> Problem statement
From the entries below, count the lines with "selected". Write only the count.

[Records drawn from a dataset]

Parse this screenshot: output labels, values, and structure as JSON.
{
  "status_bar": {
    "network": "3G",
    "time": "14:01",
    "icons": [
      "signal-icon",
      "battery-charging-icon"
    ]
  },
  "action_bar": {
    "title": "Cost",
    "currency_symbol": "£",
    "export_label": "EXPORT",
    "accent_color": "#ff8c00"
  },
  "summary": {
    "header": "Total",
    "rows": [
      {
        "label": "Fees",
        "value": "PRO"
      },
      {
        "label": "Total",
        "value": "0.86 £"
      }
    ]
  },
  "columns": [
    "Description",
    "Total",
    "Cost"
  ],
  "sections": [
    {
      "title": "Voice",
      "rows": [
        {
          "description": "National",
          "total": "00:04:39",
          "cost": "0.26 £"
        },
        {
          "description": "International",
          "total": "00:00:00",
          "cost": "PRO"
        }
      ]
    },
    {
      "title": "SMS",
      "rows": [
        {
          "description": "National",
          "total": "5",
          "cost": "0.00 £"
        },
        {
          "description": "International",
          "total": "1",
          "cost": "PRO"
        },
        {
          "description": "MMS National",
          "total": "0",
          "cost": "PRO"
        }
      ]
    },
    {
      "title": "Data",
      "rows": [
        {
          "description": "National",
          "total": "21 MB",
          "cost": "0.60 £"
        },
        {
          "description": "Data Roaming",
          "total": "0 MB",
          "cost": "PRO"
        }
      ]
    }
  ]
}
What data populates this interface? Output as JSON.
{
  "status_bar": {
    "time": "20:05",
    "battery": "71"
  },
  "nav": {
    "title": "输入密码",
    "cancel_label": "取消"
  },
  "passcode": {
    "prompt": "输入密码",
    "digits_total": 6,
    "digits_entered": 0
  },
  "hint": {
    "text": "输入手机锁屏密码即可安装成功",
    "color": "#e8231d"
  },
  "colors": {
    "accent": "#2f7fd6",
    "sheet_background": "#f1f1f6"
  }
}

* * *

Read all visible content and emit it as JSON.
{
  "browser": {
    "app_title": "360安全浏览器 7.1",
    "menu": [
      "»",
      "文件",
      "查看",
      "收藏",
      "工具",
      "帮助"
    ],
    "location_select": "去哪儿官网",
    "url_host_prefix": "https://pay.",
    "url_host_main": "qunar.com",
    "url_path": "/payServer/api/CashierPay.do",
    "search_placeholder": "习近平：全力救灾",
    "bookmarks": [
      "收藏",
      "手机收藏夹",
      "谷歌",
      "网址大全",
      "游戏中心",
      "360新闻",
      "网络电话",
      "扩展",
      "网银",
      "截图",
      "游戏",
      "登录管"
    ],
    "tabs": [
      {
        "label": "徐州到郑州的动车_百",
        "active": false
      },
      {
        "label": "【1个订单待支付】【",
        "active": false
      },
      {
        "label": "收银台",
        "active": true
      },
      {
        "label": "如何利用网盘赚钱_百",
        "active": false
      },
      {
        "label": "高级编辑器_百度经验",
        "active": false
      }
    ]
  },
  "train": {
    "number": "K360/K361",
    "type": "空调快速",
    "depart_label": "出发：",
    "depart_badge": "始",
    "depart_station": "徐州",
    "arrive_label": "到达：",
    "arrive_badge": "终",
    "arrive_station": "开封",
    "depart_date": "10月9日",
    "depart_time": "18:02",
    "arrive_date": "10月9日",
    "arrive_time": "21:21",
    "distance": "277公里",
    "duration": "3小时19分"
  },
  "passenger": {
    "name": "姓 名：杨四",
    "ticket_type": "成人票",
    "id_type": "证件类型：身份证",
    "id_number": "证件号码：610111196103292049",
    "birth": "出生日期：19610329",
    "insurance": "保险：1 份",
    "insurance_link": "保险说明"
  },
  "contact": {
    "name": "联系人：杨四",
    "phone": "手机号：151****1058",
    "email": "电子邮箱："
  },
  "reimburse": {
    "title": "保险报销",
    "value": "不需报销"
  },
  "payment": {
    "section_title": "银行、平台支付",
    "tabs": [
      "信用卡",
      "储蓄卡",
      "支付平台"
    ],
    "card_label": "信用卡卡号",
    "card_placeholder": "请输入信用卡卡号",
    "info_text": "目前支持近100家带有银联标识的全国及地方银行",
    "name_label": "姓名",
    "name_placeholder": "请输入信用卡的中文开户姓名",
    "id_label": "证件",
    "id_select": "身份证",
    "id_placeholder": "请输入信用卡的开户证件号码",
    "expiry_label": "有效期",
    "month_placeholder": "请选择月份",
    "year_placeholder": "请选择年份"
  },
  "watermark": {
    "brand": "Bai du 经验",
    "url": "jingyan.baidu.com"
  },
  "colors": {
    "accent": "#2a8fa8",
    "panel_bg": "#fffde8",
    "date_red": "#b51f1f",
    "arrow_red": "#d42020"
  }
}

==

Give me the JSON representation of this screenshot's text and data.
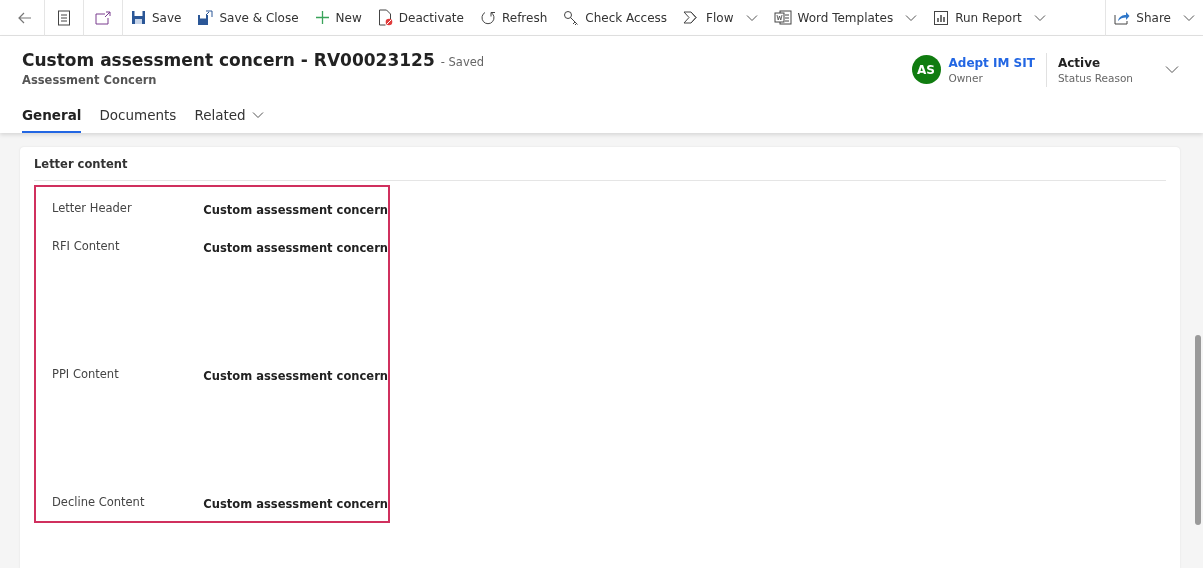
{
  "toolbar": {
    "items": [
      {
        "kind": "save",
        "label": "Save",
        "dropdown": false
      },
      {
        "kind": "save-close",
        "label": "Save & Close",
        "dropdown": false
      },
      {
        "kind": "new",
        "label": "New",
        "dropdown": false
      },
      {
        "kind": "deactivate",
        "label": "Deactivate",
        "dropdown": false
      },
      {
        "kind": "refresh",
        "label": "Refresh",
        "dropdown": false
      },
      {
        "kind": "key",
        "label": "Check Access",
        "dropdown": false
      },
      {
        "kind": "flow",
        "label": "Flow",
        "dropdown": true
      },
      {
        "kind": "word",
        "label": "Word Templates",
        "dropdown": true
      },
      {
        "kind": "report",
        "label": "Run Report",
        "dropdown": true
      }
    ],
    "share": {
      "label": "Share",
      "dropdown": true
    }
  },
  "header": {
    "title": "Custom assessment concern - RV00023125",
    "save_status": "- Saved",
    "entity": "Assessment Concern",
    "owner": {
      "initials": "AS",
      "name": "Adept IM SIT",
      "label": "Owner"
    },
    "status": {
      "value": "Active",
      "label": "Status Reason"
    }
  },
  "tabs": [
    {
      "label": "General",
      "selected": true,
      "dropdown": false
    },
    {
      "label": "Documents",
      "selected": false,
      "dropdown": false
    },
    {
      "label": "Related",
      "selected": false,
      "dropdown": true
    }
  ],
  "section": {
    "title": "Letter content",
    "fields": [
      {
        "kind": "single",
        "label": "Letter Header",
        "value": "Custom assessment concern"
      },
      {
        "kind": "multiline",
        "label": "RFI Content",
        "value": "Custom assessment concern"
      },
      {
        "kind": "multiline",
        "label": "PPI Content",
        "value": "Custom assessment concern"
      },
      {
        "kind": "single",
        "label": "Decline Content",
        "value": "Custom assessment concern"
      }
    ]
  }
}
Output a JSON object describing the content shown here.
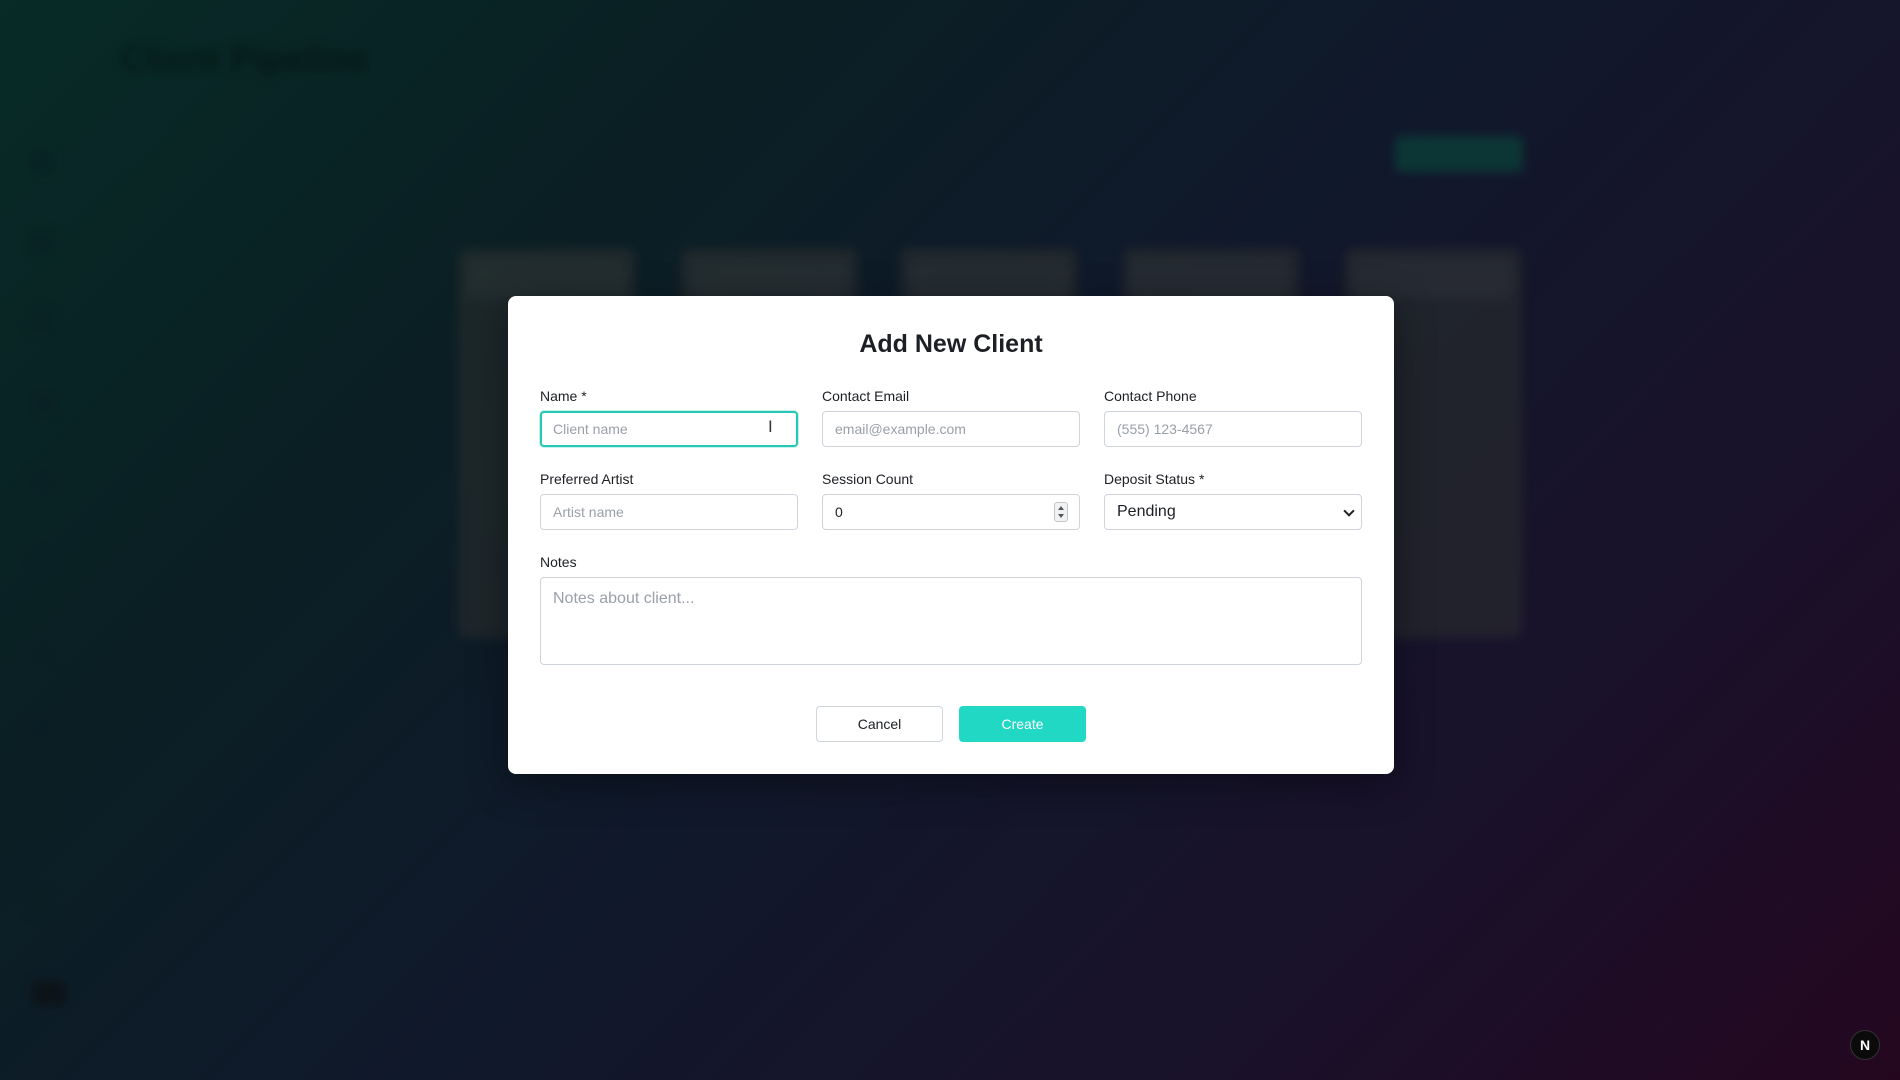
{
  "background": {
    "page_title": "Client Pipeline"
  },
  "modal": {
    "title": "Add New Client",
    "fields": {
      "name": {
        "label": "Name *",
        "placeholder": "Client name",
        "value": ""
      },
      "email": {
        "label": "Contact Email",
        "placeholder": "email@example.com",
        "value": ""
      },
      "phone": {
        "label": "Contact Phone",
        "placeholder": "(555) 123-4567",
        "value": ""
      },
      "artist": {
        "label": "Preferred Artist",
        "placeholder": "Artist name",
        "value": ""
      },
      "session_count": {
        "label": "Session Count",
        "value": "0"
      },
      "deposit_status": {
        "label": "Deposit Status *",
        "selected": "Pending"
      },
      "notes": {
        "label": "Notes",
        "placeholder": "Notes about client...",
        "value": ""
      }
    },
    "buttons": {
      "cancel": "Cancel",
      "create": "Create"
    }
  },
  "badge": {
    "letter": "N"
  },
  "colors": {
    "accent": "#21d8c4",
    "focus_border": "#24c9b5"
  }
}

> Written answer
4